By John Middleton 17 Nov 2010
How you review a book like Towers of Midnight? Volume 13 of 14 (plus one prequel). 20 years in the making. Written by the living and the dead. The best answer I can come up with, spoiler free, is "very carefully".
If you are reading this, I'm assuming you have read some - maybe not all - of the Wheel of Time series. If you haven't, well go and start, beginning with the Eye of the World (read the prequel after reading book 9 or 10 - that will help you keep going). If you have read some of the Wheel, but gave up sometime, think about giving it another go: this volume is almost all payoff for struggling through some dense plotting a while back. Plot threads are tied up, snipped off and wound up. You stop swearing at people doing stupid things (well, not as much anyway). I think this volume will make re-reading books 8-10 a different experience - if nothing else, the knowledge that this buildup is worthwhile, and there is an ending in sight, but it is more than that. Its clear now that much of that - maybe even (almost) all of it - was necessary.
But what is it about? It?s the beginning of the Last Battle. al' Lan Mandragoran, the last King of Malkier is riding home to die. Trollocs are boiling out of the Blight. The Forsaken are scheming and dabbling in the affairs of men. In the face of that, Rand, Perrin and Mat must grow up and accept their destiny - and that is really the theme of the book, if not the whole series. It is just that now they are actually doing it.
Towers of Midnight is almost all climax - Perrin's story starts off slowly, but picks up dramatically. Perrin has been a bit dull for a long time now, but here he really puts that behind him - albeit at great cost. Old mysteries are solved (but read the Glossary to be clear), Mesaana unmasked, the first Power-wrought weapons for 3000 years are made - and of course there is a rescue we have waited over 10 years to see.

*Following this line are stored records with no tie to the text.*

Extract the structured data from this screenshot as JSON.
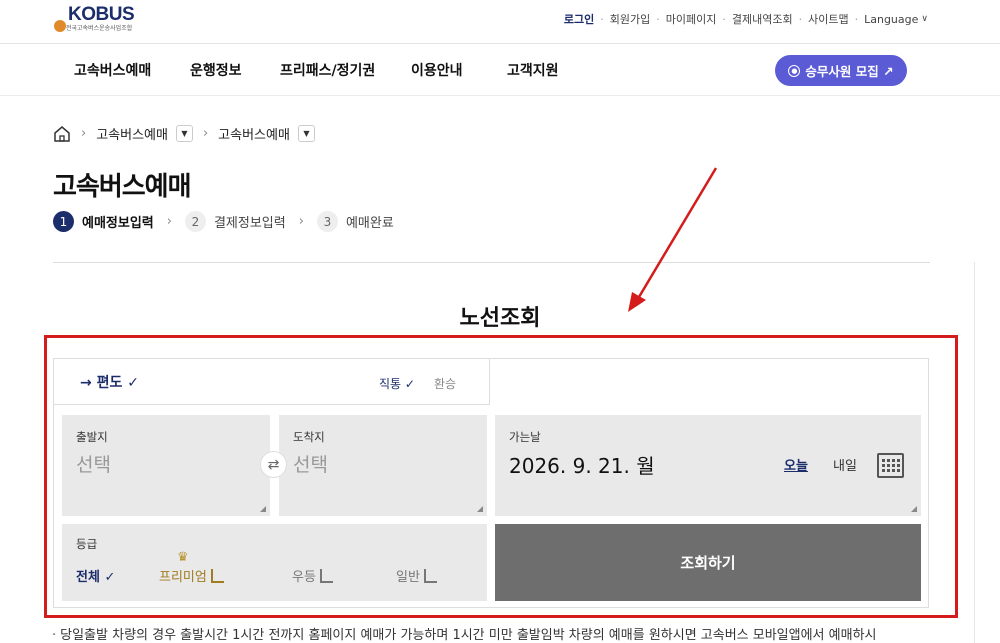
{
  "logo": {
    "name": "KOBUS",
    "subtitle": "전국고속버스운송사업조합"
  },
  "topnav": {
    "login": "로그인",
    "signup": "회원가입",
    "mypage": "마이페이지",
    "history": "결제내역조회",
    "sitemap": "사이트맵",
    "language": "Language"
  },
  "mainnav": [
    "고속버스예매",
    "운행정보",
    "프리패스/정기권",
    "이용안내",
    "고객지원"
  ],
  "recruit_button": "승무사원 모집 ↗",
  "breadcrumb": {
    "item1": "고속버스예매",
    "item2": "고속버스예매"
  },
  "page_title": "고속버스예매",
  "steps": [
    {
      "num": "1",
      "label": "예매정보입력"
    },
    {
      "num": "2",
      "label": "결제정보입력"
    },
    {
      "num": "3",
      "label": "예매완료"
    }
  ],
  "section_title": "노선조회",
  "trip": {
    "oneway": "→ 편도 ✓",
    "direct": "직통 ✓",
    "transfer": "환승"
  },
  "departure": {
    "label": "출발지",
    "value": "선택"
  },
  "arrival": {
    "label": "도착지",
    "value": "선택"
  },
  "date": {
    "label": "가는날",
    "value": "2026. 9. 21. 월",
    "today": "오늘",
    "tomorrow": "내일"
  },
  "grade": {
    "label": "등급",
    "all": "전체 ✓",
    "premium": "프리미엄",
    "excellent": "우등",
    "general": "일반"
  },
  "search_button": "조회하기",
  "notice": "당일출발 차량의 경우 출발시간 1시간 전까지 홈페이지 예매가 가능하며 1시간 미만 출발임박 차량의 예매를 원하시면 고속버스 모바일앱에서 예매하시",
  "colors": {
    "brand": "#1c2d6b",
    "accent": "#5b5bd6",
    "highlight": "#d41c1c",
    "premium": "#a07c1f"
  }
}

With A Memory of Light scheduled for late 2011/early 2012, the Wheel will cease turning after over 20 years. If that final volume is as good as this penultimate one, then the ending will be epic indeed.
“The battle scenes have the breathless urgency of firsthand experience, and the . . . evil laced into the forces of good, the dangers latent in any promised salvation, the sense of the unavoidable onslaught of unpredictable events bear the marks of American national experience during the last three decades, just as the experience of the First World War and its aftermath gave its imprint to J. R. R. Tolkien’s work.”--"The New York Times" on The Wheel of Time®